draw() { // draws a room
ctx.fillStyle = "black";
ctx.fillRect(this.x, this.y, roomSize, roomSize);
ctx.fillStyle = this.color;
ctx.fillRect(this.x+1, this.y+1, roomSize-2, roomSize-2);
},
distColor(dist) {
this.color = "hsl(" + ((dist * 255 / distColScale) % 360) + ",100%,50%)";
this.dist = dist;
},
}

function Dungeon(size) {
this.size = size;
this.rooms = [];      // to hold all rooms
this.open = [];       // holds open rooms
this.candidates = []; // to hold rooms that can be added
for (let i = 0; i < roomCount; i++) { this.addRoom(new Room(i, this)) }
var room = this.roomAt(size / 2 | 0, size / 2 | 0);
while (room !== undefined && this.open.length < maxOpenRooms) {
this.openRoom(room);
room = this.randomCandidate()
}
this.drawOpenRooms();
}

Dungeon.prototype = {
drawOpenRooms() {
ctx.clearRect(0, 0, displayWidth, displayHeight);
for (const room of this.open) { room.draw() }
},
roomAt(x, y) { // get the room at x,y
if (x >= 0 && x < this.size && y >= 0 && y < this.size) {
return this.rooms[x + y * this.size];
}
},
randomCandidate() { // returns a random candidate room
if (this.candidates.length === 0) { return  } // no rooms
return this.candidates.splice(Math.random() * this.candidates.length | 0, 1)[0];
},
openRoom(room) { // open room and add ajoining rooms to candidate array
room.open = true;
this.open.push(room);
const dist = room.dist + 1; //Candidates are 1 more away
for (const dir of directions) {
const r = this.roomAt(room.col + dir.x, room.row + dir.y); // r for room
if (r && !r.open && !r.candidate) {
r.distColor(dist);
r.candidate = true;
this.candidates.push(r);
}
}
}
}

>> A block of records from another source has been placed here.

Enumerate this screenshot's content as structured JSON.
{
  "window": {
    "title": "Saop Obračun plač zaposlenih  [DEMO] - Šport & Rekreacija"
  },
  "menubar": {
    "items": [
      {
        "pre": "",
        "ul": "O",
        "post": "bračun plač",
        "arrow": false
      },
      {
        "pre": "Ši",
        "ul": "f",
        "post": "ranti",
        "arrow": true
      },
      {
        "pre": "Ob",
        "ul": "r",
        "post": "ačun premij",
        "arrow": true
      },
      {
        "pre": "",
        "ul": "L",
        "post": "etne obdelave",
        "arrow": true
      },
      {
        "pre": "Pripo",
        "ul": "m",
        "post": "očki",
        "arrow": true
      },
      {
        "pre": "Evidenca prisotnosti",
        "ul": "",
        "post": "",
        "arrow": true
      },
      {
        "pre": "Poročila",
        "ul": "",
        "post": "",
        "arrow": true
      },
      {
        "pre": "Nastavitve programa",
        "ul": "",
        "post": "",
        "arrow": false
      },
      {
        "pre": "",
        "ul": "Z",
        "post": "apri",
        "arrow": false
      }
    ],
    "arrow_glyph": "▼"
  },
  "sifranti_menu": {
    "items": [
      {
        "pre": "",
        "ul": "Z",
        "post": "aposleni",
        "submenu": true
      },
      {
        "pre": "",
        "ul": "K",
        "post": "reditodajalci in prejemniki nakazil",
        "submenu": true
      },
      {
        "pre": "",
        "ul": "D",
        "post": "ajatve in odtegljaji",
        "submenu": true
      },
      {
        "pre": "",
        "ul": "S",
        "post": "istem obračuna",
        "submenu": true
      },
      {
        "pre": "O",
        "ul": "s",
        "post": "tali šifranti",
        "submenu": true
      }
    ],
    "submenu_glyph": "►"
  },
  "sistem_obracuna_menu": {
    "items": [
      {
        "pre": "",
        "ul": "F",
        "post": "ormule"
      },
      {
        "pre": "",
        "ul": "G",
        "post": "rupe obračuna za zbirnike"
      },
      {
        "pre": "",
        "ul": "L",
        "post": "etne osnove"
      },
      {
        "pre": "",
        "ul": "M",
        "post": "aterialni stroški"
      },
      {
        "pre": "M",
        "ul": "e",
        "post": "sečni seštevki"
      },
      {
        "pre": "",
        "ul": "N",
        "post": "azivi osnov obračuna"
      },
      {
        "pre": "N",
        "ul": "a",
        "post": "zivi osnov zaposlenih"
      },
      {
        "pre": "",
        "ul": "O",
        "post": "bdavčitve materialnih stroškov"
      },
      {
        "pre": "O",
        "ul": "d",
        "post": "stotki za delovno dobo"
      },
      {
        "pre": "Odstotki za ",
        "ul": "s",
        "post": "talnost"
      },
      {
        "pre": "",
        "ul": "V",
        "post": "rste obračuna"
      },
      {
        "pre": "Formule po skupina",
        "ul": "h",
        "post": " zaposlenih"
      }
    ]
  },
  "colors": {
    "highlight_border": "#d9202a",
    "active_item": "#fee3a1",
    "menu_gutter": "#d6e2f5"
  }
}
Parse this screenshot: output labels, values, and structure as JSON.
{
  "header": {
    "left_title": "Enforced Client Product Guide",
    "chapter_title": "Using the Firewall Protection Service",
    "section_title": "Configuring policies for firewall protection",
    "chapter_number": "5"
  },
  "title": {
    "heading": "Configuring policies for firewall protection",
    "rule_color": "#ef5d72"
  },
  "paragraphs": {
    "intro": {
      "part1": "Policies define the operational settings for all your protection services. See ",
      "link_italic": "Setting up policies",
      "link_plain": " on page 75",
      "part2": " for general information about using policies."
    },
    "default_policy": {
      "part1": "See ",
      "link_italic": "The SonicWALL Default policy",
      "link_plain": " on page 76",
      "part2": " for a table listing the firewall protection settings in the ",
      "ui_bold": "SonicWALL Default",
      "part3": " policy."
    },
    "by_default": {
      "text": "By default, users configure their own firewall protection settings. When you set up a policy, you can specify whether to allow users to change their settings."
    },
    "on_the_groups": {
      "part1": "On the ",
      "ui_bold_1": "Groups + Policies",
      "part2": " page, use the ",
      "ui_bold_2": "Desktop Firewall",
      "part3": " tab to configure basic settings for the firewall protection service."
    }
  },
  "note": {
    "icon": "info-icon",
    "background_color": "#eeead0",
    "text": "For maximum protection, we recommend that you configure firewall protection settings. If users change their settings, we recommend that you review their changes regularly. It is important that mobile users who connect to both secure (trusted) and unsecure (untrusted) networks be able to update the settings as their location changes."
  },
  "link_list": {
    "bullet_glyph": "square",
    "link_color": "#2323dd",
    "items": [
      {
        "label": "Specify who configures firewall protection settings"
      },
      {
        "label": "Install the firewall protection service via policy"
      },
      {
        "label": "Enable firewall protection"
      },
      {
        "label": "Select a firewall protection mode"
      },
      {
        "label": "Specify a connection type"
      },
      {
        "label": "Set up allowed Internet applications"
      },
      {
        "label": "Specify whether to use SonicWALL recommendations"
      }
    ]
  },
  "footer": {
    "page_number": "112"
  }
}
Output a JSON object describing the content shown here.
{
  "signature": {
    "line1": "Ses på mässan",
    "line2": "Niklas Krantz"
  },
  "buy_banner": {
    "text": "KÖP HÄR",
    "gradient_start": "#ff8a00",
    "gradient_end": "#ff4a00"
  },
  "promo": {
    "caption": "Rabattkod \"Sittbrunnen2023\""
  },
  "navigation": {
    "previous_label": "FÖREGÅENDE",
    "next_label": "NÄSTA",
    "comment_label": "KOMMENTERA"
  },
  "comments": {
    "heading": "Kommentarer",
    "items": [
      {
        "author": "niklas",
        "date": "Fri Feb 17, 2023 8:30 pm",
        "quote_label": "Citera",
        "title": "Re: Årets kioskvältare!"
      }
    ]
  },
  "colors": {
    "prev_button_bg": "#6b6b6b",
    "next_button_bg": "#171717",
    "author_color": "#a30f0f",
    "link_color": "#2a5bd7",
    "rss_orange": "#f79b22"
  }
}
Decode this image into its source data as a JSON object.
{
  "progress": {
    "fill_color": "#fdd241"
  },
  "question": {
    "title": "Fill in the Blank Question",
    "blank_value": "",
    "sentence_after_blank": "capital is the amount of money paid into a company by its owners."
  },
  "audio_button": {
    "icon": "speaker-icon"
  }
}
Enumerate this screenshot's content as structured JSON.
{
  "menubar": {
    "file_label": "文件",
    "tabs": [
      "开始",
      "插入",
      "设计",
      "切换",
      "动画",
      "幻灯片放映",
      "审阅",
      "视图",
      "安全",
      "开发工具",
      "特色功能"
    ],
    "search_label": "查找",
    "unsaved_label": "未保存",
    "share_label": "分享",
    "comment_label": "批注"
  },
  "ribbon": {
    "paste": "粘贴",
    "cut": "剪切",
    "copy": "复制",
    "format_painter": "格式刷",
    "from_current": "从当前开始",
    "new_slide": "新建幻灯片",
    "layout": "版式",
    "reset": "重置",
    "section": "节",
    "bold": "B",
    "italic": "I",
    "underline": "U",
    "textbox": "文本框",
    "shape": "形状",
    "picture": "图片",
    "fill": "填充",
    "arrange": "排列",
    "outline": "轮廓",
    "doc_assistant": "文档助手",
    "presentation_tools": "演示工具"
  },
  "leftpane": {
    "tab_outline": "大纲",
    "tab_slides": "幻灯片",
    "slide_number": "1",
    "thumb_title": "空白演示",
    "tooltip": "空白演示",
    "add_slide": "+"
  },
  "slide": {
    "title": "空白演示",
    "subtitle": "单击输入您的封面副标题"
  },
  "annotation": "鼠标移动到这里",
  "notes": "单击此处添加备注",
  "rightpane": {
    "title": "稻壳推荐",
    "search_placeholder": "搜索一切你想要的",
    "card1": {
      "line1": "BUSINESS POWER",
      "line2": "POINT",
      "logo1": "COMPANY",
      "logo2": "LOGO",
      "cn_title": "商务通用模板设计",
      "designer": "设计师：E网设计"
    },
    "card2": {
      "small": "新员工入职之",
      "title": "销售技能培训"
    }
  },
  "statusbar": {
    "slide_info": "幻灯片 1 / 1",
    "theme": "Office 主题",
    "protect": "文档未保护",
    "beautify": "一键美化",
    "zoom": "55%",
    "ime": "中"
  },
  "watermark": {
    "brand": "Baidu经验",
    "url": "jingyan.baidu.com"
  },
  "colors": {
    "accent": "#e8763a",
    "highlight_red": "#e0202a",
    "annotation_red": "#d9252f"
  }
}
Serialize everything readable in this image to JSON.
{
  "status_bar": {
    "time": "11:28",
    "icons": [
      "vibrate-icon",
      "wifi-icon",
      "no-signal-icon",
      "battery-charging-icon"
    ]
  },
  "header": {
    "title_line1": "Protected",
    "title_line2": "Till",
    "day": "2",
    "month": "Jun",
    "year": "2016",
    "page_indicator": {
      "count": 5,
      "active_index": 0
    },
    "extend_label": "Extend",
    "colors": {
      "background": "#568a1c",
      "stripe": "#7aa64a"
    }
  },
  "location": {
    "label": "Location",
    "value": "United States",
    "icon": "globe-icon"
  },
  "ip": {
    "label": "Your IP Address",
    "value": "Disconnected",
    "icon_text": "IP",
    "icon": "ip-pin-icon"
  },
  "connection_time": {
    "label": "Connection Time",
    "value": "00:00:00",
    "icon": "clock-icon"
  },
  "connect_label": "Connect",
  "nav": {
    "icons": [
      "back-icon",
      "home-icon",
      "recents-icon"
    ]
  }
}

var testD = new Dungeon(dungeonSize);

Hope this helps, take what you want, it is real quick nut I had to do something as your code looked like it needed a restart.

• +1 for good coding practices and using ctx, but the distance detection is off because every initialized tile performs it at the time of their creation. – Ben Rivers Apr 2 '18 at 11:40
• @BenRivers The dist calc is correct as your original does not account for the fact that the rooms are connected by doors and the distance is how many doors must be traversed not the line of sight (Manhattan) distance – Blindman67 Apr 2 '18 at 18:43
• I don't remember mentioning doors. I had always envisioned each room as being connected to all adjacent rooms. – Ben Rivers Apr 4 '18 at 12:10